Across the material below, how many lines hold the word "level"? Only the number should be given.
++++++++++
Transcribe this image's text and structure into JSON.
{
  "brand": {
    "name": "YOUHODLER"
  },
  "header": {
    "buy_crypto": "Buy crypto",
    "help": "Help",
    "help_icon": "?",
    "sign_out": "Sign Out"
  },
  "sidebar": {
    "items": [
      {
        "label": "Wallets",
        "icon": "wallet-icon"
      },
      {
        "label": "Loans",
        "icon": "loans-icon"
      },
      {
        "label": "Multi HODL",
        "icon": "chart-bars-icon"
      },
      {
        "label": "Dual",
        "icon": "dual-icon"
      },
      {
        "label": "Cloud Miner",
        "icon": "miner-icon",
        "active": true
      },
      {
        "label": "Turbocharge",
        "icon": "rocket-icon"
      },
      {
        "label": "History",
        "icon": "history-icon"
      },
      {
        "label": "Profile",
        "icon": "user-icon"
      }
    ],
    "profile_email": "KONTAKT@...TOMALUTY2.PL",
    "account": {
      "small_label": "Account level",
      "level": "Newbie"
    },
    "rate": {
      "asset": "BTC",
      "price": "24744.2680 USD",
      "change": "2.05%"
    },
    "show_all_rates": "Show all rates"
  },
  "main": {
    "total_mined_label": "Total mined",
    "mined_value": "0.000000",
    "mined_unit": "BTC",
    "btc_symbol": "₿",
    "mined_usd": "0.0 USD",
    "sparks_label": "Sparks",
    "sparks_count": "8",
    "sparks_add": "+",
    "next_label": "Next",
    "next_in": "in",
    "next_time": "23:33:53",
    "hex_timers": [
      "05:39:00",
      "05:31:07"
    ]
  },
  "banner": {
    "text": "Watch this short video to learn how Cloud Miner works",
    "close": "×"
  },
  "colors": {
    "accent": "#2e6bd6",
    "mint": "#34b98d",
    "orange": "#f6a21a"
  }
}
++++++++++
[Result of the exercise]
2